■ PROBLEM DETAILS ■
Please report how many lines in the data underneath hold the word "icon", with no other text.

[Opening INFORMATION SUPPLIED section]

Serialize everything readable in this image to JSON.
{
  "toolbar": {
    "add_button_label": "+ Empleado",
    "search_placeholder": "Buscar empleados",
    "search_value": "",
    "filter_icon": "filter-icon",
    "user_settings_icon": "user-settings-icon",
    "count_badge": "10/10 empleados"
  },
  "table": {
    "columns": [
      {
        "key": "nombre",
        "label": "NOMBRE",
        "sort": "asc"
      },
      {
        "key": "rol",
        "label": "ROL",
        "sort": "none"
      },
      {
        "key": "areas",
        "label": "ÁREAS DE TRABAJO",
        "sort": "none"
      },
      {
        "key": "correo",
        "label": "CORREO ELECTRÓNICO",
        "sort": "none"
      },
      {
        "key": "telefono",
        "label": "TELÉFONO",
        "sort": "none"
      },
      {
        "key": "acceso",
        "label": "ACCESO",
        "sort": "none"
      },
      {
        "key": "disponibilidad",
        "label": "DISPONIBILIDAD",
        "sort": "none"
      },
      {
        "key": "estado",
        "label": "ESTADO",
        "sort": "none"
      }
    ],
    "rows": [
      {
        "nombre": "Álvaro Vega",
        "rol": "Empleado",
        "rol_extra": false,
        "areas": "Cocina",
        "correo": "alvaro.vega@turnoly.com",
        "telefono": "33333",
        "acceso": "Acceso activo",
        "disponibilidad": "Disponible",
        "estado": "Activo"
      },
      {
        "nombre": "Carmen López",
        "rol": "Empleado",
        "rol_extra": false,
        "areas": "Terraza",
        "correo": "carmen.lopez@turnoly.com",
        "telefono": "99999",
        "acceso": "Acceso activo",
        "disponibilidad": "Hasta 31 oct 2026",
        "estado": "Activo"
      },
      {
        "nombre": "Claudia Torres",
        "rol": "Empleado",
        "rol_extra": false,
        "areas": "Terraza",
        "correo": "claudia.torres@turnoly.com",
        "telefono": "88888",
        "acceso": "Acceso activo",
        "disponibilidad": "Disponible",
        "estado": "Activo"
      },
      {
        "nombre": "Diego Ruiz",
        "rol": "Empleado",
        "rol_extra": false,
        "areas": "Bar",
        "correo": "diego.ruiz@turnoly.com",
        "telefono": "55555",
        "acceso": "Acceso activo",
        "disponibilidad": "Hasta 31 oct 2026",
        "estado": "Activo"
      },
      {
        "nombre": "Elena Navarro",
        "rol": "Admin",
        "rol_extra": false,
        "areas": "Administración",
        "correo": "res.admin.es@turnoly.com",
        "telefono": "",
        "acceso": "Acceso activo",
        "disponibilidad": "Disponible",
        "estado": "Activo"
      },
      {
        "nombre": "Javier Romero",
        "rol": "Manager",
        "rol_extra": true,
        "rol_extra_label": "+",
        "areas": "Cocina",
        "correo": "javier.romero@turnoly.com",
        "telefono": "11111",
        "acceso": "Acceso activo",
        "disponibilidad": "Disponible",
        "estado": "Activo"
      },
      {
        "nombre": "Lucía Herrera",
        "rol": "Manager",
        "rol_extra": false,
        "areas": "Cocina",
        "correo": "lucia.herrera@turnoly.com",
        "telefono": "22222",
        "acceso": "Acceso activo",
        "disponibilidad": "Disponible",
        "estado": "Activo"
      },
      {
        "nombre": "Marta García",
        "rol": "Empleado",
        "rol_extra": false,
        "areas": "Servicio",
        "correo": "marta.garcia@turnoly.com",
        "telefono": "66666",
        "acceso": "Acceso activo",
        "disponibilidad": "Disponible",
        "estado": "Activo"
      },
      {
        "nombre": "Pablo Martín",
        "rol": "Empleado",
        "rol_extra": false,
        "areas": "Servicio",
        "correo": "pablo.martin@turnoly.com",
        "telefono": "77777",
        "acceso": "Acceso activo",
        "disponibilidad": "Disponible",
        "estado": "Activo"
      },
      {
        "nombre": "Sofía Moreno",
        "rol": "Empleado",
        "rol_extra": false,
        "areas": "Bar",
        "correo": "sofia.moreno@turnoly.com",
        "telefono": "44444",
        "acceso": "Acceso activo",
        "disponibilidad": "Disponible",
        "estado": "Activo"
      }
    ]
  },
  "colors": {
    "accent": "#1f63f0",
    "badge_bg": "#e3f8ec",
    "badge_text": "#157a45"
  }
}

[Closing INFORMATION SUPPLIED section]

■ SOLUTION TO THIS PROBLEM ■
2